There are two things that I think we are talking about here. 1. OSS vs Closed Source Software and 2. Freeware vs Commercial software.
One can write OSS that is commercial or charges for related commercial services such as customisation or support or distribution etc. Redhat I think offers support services for it amongst others. Ubuntu is F/OSS while Canonical Ltd has vested commercial interest in it for it provides commercial support services for Ubuntu servers etc through support packages. So their developers who contribute to Ubuntu, would fall into this group.
One can also write OSS and not charge for it, eg GNU/Linux etc. Many others write software like GIMP, GNU XYZ ... etc
Closed Source Software usually refer to commercial software, and in most cases, commercial software are closed source, although the reverse is not always true. eg, practically all commercial software, including of course, the most beloved public-enemy M$ (Not mine anyway)... etc ... interestingly, it was said that IBM was one of the biggest software houses, that earned through expensive custom business apps that its (consulting) services arms delivered to their customers together with their "boxes".
The last group is slightly obscure, but at the same time common. This includes practically all the freeware that made DOS and Windows so popular amongst hobbists since the 80s. A good deal of these freeware are not open source, but are freely available for download as binaries only.
Strangely, one of the early concept of open source, I thought, was authenticity and security in that one could be 100% that an app was doing what it said it was doing, by having access to its source code for compilation and building. One could then scrutinize and weed out rogue code snippets that are stealing info. This point seem to have become overshadowed today by the high and noble "Knowledge should be open, so open source is the way" message. Color me old-school ... but sometimes I find it funny when I read OSS fanboys go religious or puritan with being open. It just makes me grin.
So if you are looking to be paid, you can do it either freelanced or under the clock, in a closed or open source manner. But doing OSS projects seem to be mostly freelance at the moment. Most commercial software house are still quite closed source.

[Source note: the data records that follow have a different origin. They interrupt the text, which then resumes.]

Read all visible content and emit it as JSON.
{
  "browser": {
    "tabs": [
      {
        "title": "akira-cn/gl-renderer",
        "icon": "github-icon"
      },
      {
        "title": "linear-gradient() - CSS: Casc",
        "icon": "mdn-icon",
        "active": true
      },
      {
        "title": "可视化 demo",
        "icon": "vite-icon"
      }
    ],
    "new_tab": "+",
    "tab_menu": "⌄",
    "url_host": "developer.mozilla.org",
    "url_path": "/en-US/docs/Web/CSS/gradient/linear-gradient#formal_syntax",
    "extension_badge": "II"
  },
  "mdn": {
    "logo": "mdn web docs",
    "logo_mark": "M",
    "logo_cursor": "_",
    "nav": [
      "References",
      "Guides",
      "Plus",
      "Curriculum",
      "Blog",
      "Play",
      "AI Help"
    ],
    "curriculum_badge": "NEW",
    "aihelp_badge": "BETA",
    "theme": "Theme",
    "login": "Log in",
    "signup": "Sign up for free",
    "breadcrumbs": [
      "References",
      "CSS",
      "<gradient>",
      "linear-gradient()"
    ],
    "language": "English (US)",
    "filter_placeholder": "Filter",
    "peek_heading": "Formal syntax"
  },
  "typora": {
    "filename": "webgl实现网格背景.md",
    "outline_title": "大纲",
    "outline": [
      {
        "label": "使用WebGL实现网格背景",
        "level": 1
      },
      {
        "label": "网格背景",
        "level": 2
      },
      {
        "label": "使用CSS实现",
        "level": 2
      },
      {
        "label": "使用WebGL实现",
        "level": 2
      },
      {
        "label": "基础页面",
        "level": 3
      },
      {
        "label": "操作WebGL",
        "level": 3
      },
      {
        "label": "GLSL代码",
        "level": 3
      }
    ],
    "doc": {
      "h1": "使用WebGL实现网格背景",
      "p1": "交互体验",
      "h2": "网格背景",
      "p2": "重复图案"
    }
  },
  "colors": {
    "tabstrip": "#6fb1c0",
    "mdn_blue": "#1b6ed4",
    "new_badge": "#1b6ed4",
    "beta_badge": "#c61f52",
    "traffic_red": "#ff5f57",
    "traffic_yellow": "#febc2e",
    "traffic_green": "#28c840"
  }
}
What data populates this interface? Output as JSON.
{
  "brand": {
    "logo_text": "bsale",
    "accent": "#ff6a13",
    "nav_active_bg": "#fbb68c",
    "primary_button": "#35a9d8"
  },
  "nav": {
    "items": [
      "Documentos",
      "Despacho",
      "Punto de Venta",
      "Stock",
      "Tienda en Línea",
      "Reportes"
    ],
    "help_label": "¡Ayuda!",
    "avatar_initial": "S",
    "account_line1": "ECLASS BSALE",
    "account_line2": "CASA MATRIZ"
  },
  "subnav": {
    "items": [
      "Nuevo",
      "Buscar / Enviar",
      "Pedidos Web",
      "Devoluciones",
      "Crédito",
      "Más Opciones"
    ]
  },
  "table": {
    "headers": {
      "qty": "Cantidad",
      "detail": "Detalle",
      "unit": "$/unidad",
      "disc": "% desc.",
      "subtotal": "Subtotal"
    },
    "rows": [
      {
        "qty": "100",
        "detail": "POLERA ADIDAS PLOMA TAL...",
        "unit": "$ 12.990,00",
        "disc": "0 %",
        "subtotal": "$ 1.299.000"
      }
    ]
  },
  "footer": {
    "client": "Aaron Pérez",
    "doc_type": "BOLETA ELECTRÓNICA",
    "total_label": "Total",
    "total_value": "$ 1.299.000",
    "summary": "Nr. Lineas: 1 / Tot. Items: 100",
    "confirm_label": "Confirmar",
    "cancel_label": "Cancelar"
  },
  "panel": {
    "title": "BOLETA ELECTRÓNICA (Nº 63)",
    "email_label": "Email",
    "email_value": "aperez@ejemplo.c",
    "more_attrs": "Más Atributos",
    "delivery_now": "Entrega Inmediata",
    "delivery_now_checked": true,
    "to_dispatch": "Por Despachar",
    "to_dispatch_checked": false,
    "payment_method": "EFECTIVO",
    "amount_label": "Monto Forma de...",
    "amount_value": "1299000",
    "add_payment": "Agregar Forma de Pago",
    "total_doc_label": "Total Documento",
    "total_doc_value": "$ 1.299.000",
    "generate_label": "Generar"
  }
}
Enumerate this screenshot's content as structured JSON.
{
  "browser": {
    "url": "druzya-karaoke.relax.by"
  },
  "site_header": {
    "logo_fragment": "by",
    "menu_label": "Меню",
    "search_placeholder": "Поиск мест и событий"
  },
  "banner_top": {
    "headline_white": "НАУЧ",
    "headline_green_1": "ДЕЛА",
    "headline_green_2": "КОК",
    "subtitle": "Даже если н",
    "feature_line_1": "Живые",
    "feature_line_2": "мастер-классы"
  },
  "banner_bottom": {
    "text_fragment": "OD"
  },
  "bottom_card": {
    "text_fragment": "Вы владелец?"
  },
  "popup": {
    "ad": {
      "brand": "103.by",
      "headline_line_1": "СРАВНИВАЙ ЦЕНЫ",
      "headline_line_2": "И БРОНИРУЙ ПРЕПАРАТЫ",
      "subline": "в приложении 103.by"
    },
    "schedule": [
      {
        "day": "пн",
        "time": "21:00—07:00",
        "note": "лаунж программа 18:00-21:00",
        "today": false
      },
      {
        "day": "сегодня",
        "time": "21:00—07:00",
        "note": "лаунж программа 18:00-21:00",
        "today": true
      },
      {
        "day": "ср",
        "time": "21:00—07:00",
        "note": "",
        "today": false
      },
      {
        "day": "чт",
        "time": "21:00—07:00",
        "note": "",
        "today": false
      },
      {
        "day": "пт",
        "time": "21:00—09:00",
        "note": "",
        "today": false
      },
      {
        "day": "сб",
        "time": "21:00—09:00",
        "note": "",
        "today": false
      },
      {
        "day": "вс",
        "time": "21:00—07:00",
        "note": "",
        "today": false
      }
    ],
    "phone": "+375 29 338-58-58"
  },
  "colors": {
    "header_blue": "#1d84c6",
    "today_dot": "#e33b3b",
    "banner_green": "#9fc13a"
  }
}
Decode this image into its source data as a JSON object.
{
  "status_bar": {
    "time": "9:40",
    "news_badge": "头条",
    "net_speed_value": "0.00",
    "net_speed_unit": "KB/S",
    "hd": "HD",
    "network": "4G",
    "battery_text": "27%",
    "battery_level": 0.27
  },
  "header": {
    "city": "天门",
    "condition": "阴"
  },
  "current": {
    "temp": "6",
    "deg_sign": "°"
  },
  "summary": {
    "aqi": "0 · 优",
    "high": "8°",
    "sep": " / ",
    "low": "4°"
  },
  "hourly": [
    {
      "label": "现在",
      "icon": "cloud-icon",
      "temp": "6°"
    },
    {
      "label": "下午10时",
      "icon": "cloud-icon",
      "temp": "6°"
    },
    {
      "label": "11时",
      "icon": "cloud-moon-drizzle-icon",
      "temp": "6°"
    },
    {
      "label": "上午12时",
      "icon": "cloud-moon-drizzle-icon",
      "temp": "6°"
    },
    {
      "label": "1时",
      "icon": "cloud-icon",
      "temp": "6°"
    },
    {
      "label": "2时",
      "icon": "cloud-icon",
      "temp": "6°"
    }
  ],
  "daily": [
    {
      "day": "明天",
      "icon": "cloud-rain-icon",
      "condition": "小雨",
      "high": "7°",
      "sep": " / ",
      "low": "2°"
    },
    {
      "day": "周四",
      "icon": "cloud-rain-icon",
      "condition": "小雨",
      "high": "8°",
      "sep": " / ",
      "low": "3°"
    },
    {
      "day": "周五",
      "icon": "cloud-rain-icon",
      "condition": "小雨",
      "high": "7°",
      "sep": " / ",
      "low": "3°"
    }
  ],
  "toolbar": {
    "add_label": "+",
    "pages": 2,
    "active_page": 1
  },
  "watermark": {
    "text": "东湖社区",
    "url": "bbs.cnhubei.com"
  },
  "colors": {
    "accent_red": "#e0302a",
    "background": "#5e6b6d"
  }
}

Granted, if you have some good idea for a killer-app, you can also write Free OpenSourceSoftware and have a donate button on your site or something.
One thing though, if you look at the zaurus platform, on the reality side, there are approximately 10,000+ unique users on this site. And not all of them are active users. I won't go in the math here, but do some estimate so that you don't get demoralized with the wrong expectations ya?
Keep us posted if you cook up something ya?